I don't want that to happen.

Also I don't want to sleep in my old bed.

What if the sheets smell like it, like my magic? I can't smell magic, not since I lost mine, but I don't really want to take the chance. At least if we sleep in Baz's bed it'll smell like something familiar, something comforting. Like cedar and bergamot.

I jump when the bathroom door opens.

Baz crosses the room in a few easy strides—his legs are so bloody long —and starts hanging his suit in his wardrobe. 

I'm not sure how to ask him if I can sleep in his bed.

"Where do you want to sleep, Snow?"


"Um. Can we…?"

He closes his wardrobe and turns around, sees me shrugging at his bed.

"Alright," he says, then he walks around to the other side. 

I’m not sure how to do this, how to just get in his bed. 

Baz turns down the covers. “Come on, Snow,” he says, and he gets into bed like it’s just another normal night. Well, not Normal, but. 

“Right,” I say, and I crawl in beside him.

It’s not a big bed. 

It seemed a lot bigger, when I was eleven, when the only beds I had to compare it to were the ones in care. My bed here at Watford stayed the same as I grew, but it was still just right for me. 

I think about Trixie and Keris pushing Trixie and Penny’s beds together, back when Penny slept up here with me. Back when Baz was missing. I can see the appeal now, even if I do love Baz and want to be close. We’re shoulder-to-shoulder, on our backs. He’s cool, which is good, honestly; if he were warm like a regular person I’d probably be burning up already. We both have our hands clasped on top of the blankets. My tail keeps sliding to the floor, so I coil it around my ankle to keep it in place. I’m looking at the ceiling, so I assume he is, too. 

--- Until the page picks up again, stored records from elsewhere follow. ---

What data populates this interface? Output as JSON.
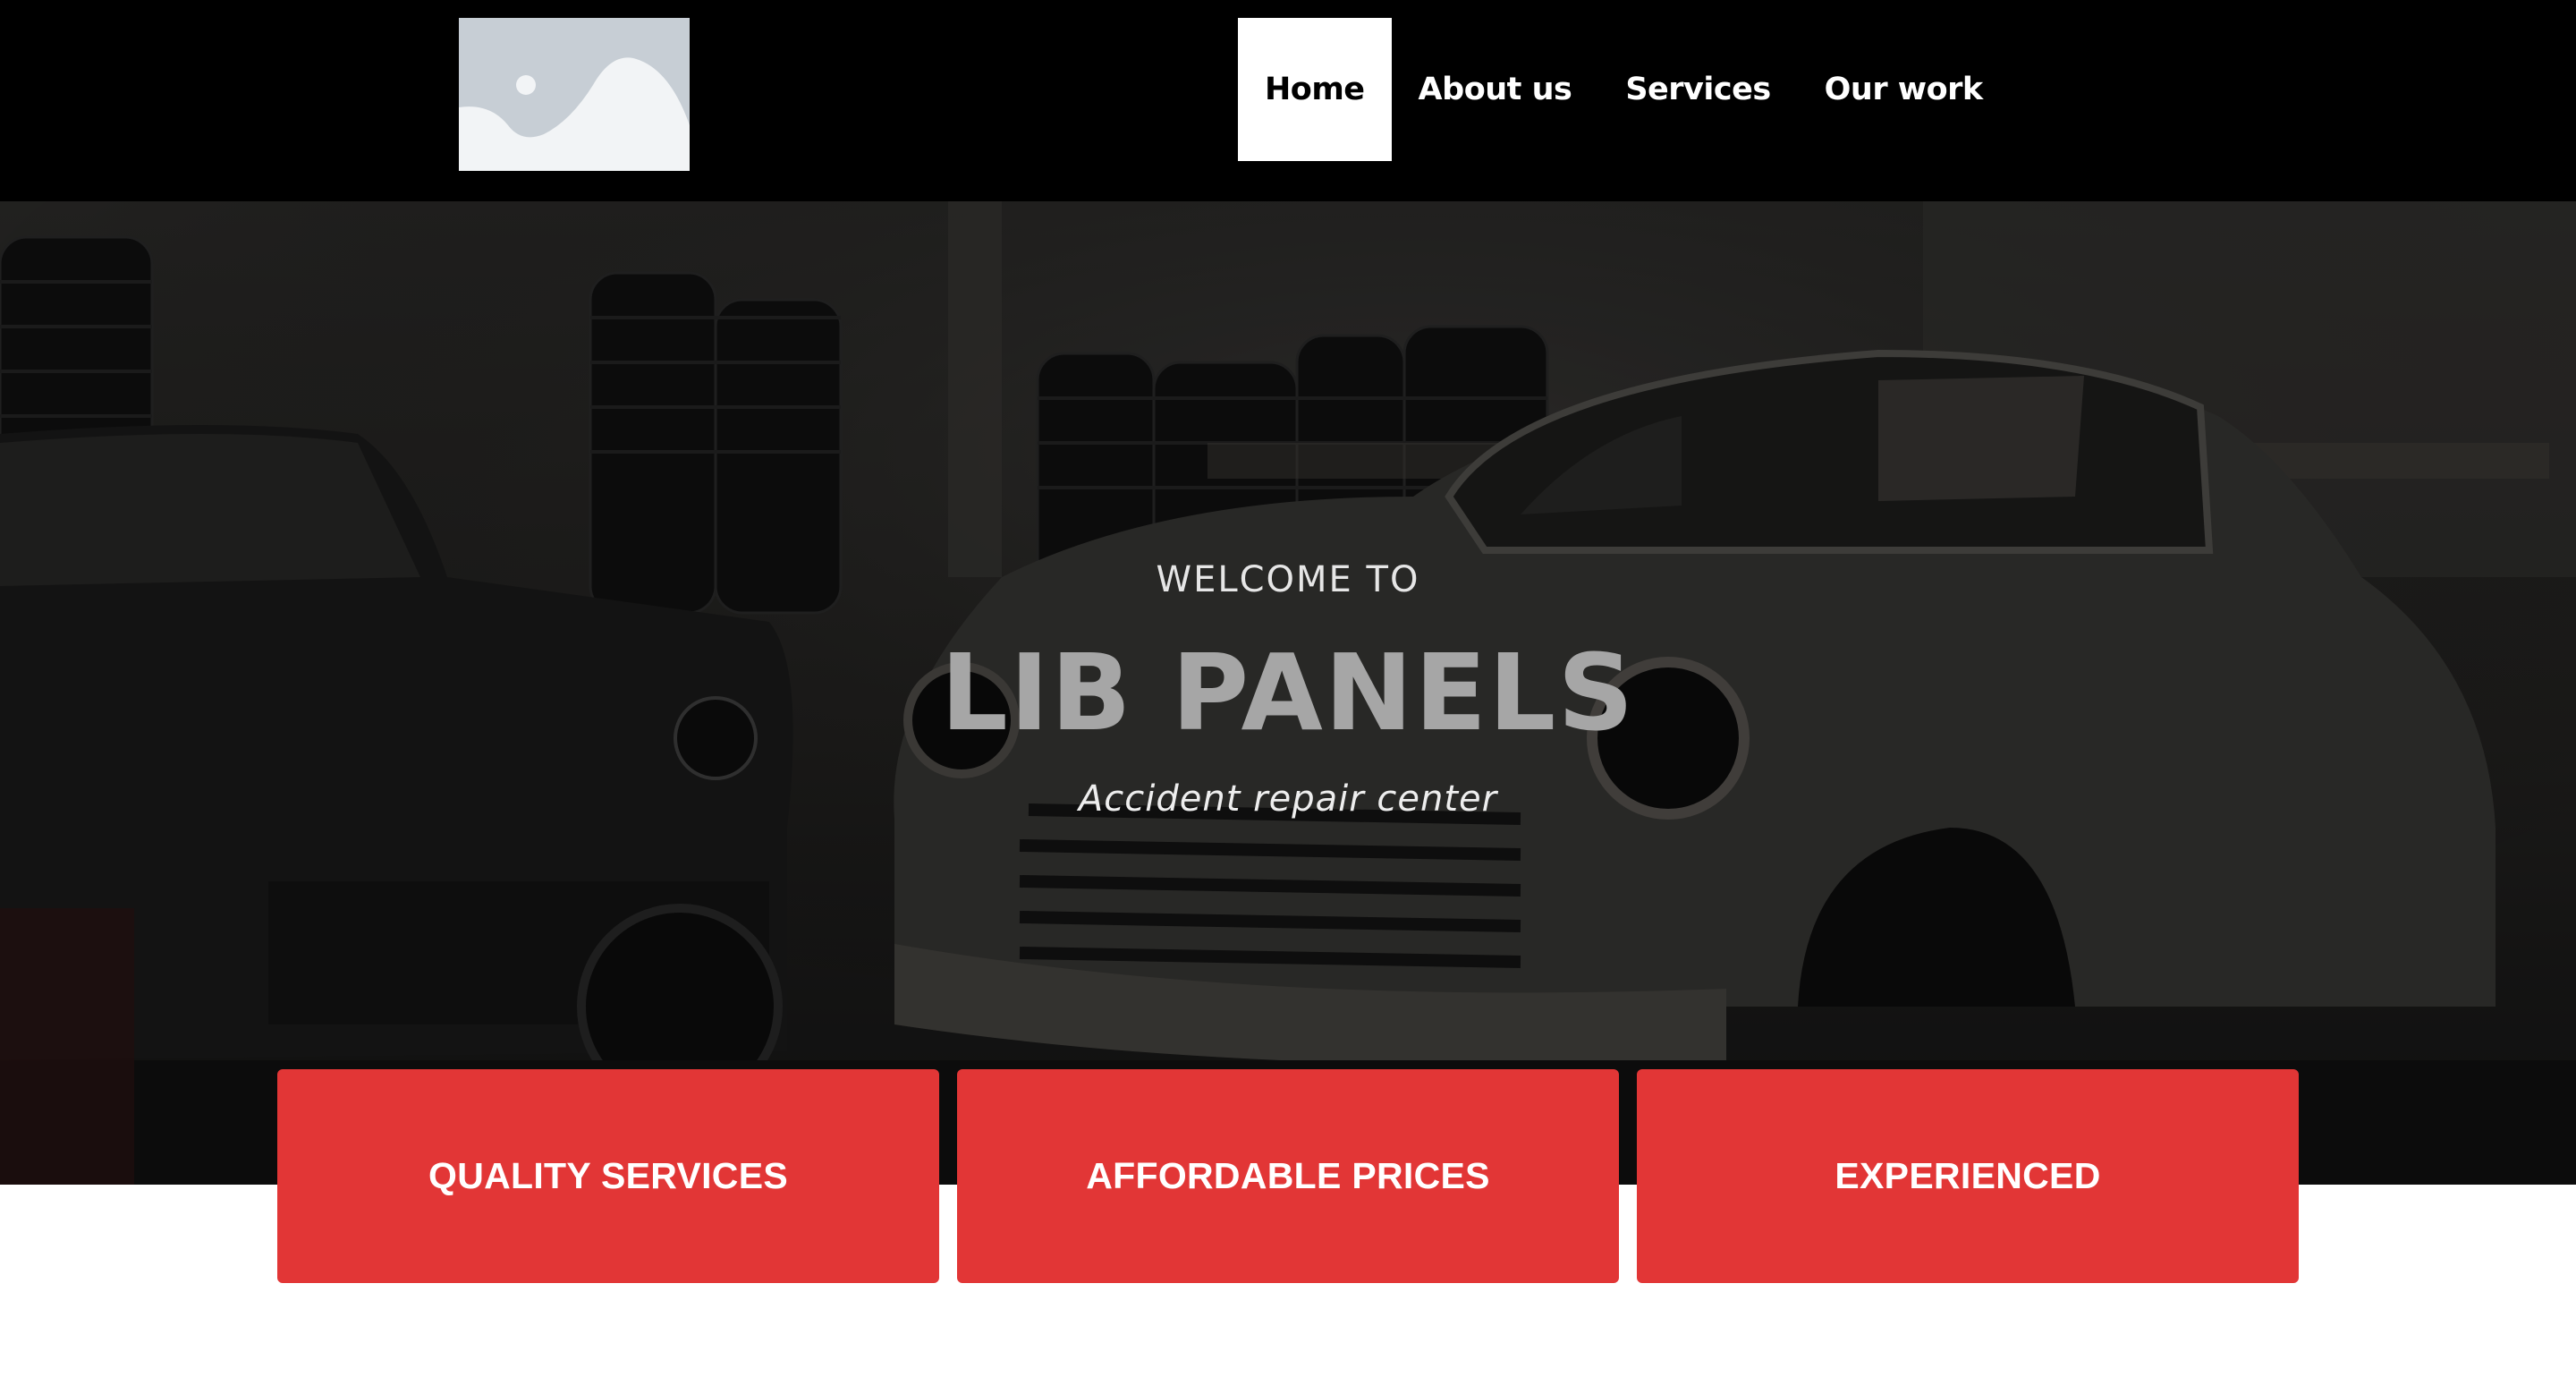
{
  "header": {
    "logo_icon": "image-placeholder-icon",
    "nav": [
      {
        "label": "Home",
        "active": true
      },
      {
        "label": "About us",
        "active": false
      },
      {
        "label": "Services",
        "active": false
      },
      {
        "label": "Our work",
        "active": false
      }
    ]
  },
  "hero": {
    "welcome": "WELCOME TO",
    "title": "LIB PANELS",
    "tagline": "Accident repair center",
    "background_image": "garage-classic-car-photo"
  },
  "features": [
    {
      "label": "QUALITY SERVICES"
    },
    {
      "label": "AFFORDABLE PRICES"
    },
    {
      "label": "EXPERIENCED"
    }
  ],
  "colors": {
    "header_bg": "#000000",
    "nav_active_bg": "#ffffff",
    "feature_bg": "#e23636",
    "hero_title": "#a6a6a6"
  }
}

We’re quiet for a few minutes, so quiet I wonder if he can hear my heart hammering in my chest.

“Baz?” I whisper.

“Yeah?” he whispers back. 

I roll on my side to face him. His head turns languidly until he’s looking at me. Fuck , he’s so lovely. 

My lips quirk up; I can’t help it. Then my eyes slip closed, and I lean in, and I kiss him.